This post is actually three years old. But, it still provides some valuable lessons from the happenings of a 10-year-old.
I got a call from my daughter’s school nurse last week. My mind went to sore throat, upset stomach – all the bugs that go around this time of the year. Instead, I heard that she fell off the high bar at recess. “And we think she broke her right arm.” Oh boy.
Here were the stats at the end of the day:
- 4 hours waiting
- 3 broken bones
- 2 casts (one on each arm)
- 1 scratched up face
And … 10 lessons learned from my 10-year-old over the last week. Even though each one is pretty simple, you might benefit from the refreshers both personally and professionally. I know I did.
She was wearing a smile in every picture I took of her.

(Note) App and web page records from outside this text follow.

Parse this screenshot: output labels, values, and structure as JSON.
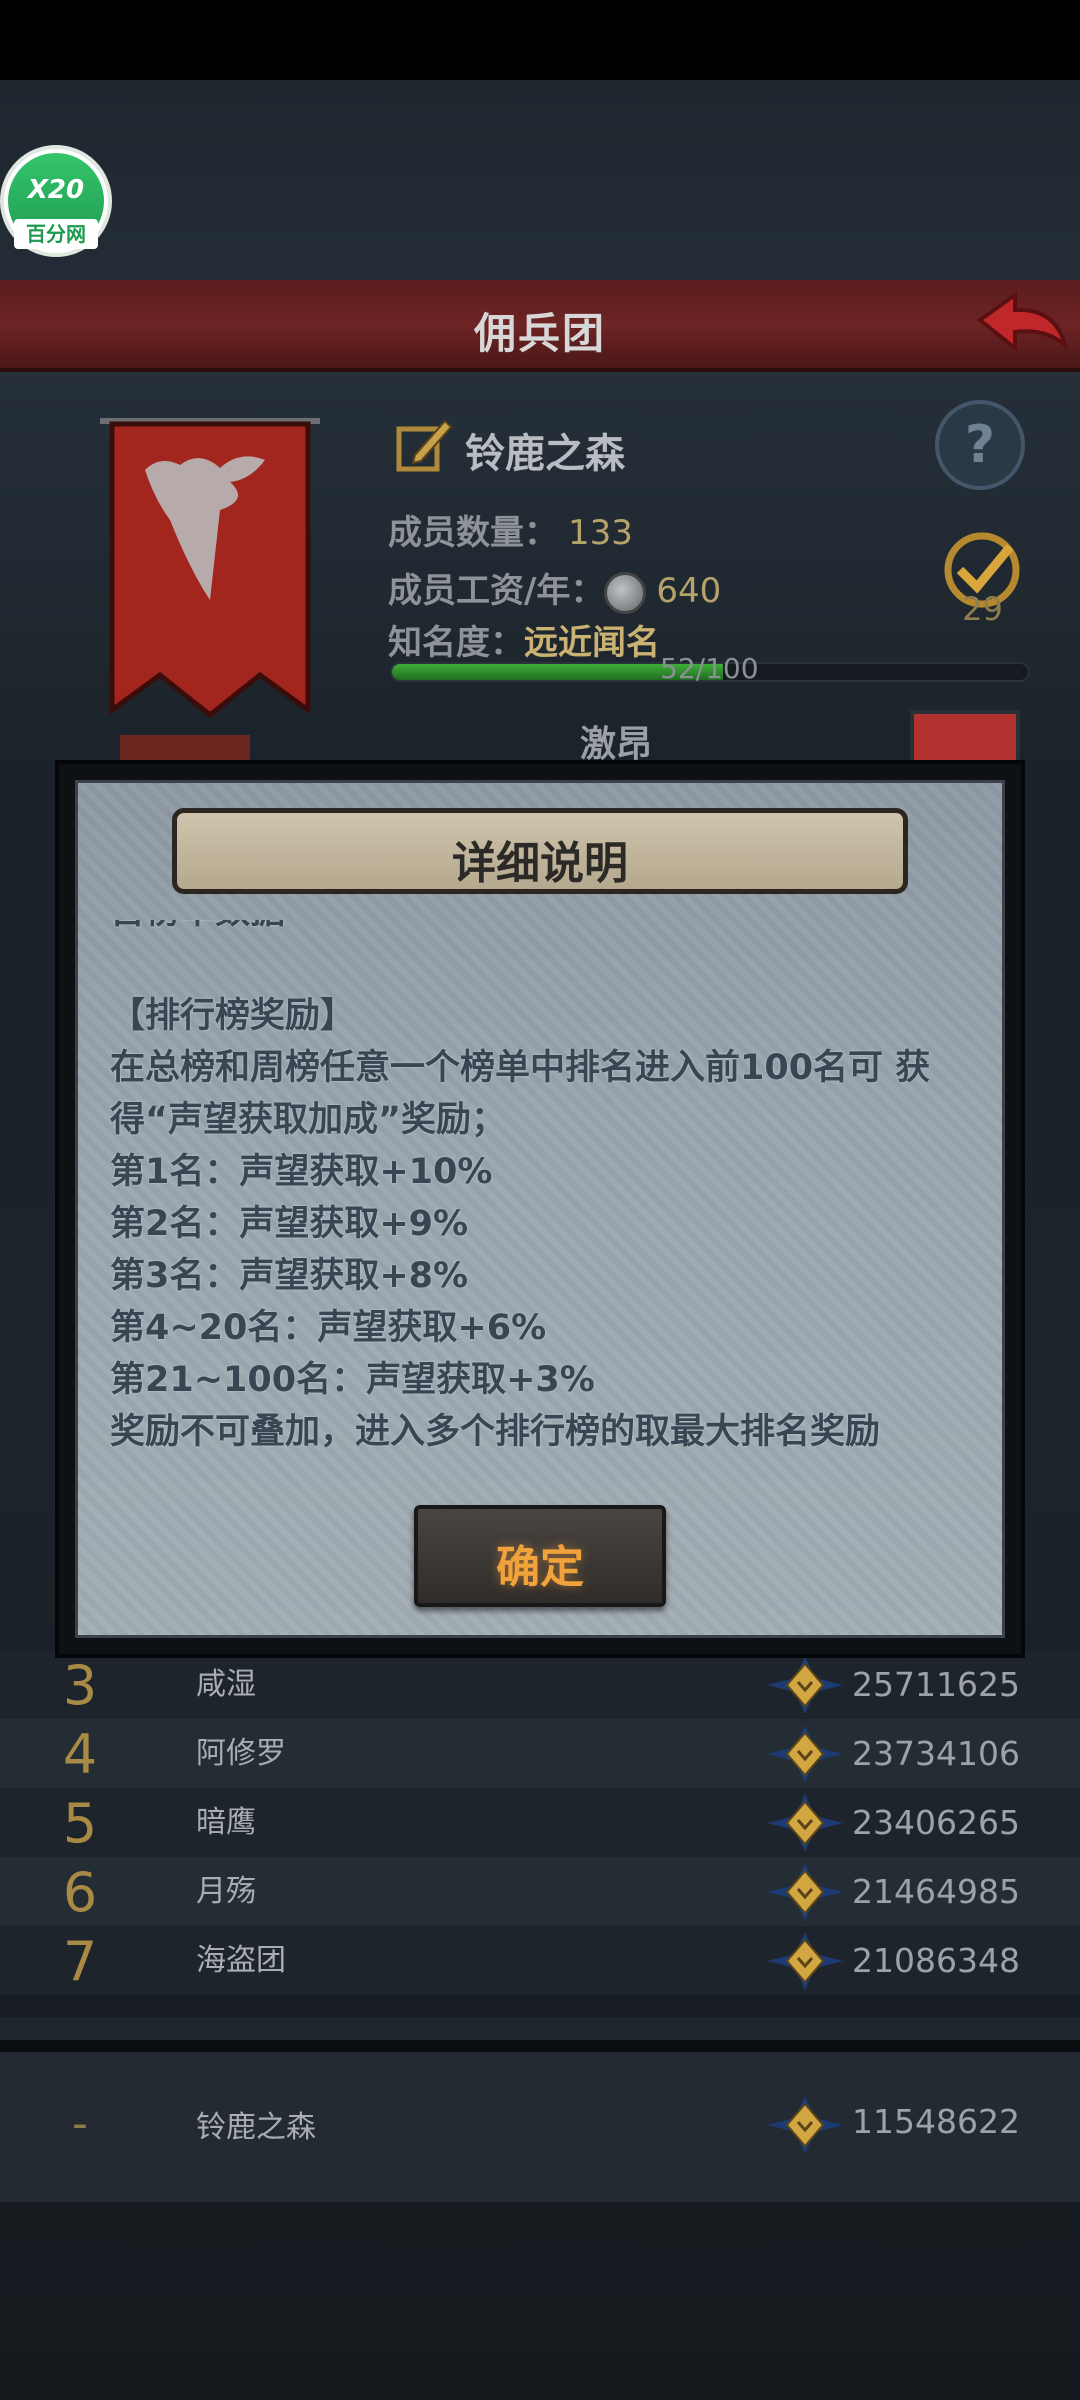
{
  "header": {
    "title": "佣兵团",
    "logo_top": "X20",
    "logo_bottom": "百分网"
  },
  "guild": {
    "name": "铃鹿之森",
    "members_label": "成员数量：",
    "members_value": "133",
    "salary_label": "成员工资/年：",
    "salary_value": "640",
    "fame_label": "知名度：",
    "fame_value": "远近闻名",
    "fame_progress_text": "52/100",
    "fame_progress": 0.52,
    "rank_badge_value": "29",
    "motto": "激昂"
  },
  "modal": {
    "title": "详细说明",
    "cut_line": "首榜单数据",
    "lines": [
      "【排行榜奖励】",
      "在总榜和周榜任意一个榜单中排名进入前100名可 获",
      "得“声望获取加成”奖励；",
      "第1名：声望获取+10%",
      "第2名：声望获取+9%",
      "第3名：声望获取+8%",
      "第4~20名：声望获取+6%",
      "第21~100名：声望获取+3%",
      "奖励不可叠加，进入多个排行榜的取最大排名奖励"
    ],
    "confirm_label": "确定"
  },
  "ranking": {
    "rows": [
      {
        "rank": "3",
        "name": "咸湿",
        "score": "25711625"
      },
      {
        "rank": "4",
        "name": "阿修罗",
        "score": "23734106"
      },
      {
        "rank": "5",
        "name": "暗鹰",
        "score": "23406265"
      },
      {
        "rank": "6",
        "name": "月殇",
        "score": "21464985"
      },
      {
        "rank": "7",
        "name": "海盗团",
        "score": "21086348"
      }
    ],
    "my_row": {
      "rank": "-",
      "name": "铃鹿之森",
      "score": "11548622"
    }
  },
  "colors": {
    "accent_gold": "#a98a45",
    "title_band": "#6e2424",
    "confirm_text": "#f1a23b"
  },
  "icons": [
    "back-arrow-icon",
    "edit-icon",
    "help-icon",
    "rank-badge-icon",
    "coin-icon",
    "emblem-icon"
  ]
}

The doctor said she was one tough cookie. Sometimes the ability to keep smiling is very difficult. But when we smile, we can make someone’s day without even knowing it and it makes staying positive much easier.
Her Halloween costume would no longer work with the casts. So, she decided to let her injury work in her favor and opted to be an “injured person” instead. When Plan A doesn’t work, move quickly to the next solution and you might find it better than your original plan.
- A lesson that doesn’t kill you is a lesson learned.
When I pointed this out, I knew I had officially become my mother. But it’s so true. I was at a marketing conference a few years ago and one of the speakers said he would frequently tell his team that “no one is going to die” if they didn’t do something exactly right. As long as you are continually learning and then adjusting, you will get it right.
- Don’t be a show-off.
Speaks for itself. Don’t do it. Ever.
- Let rumors roll off your back.
Her biggest concern was rumors would spread about the accident. What if someone said she did it on purpose? What if someone said she got pushed off? As I listened to the simplicity of her concerns, I thought about how easy it is to get wrapped up in the worry of what others think, no matter how big/small/positive/negative/neutral it is.
- Allow others to help you.
I have become very good at getting just about any shirt or coat over two arm casts. There are other things she can still do on her own. Recognize where you need help and ask for it. It is ok!
- Take a month off from busy-ness.
You can’t really play sports or practice the clarinet with two arm casts. So, she gets a month off from the normal, busy weekly schedule. We are all enjoying this break! Sometimes taking time to slow down and smell the roses is absolutely necessary.
- Always sport your flair.
The best part about two casts? Picking out two different colors! She opted for neon green and rainbow tie-dye. What color is your flair? Make sure you sport it as much as possible.
- Do not use casts – or any other item for that matter – to harm others.
It has been very tempting for her to use her casts as weapons on her five-year-old brother. But we learned in kindergarten that it’s not nice to hit others. That’s still true.
- Being famous isn’t all it’s cracked up to be.
After her first day back at school, I asked her if she got a lot of attention and was tired of telling the same story over and over again. She rolled her eyes and said, “Yes. I definitely never want to be famous.” After hitting it big, you might long to be just an ordinary person after all. (Casts might come in handy for the paparazzi, though!) Just kidding.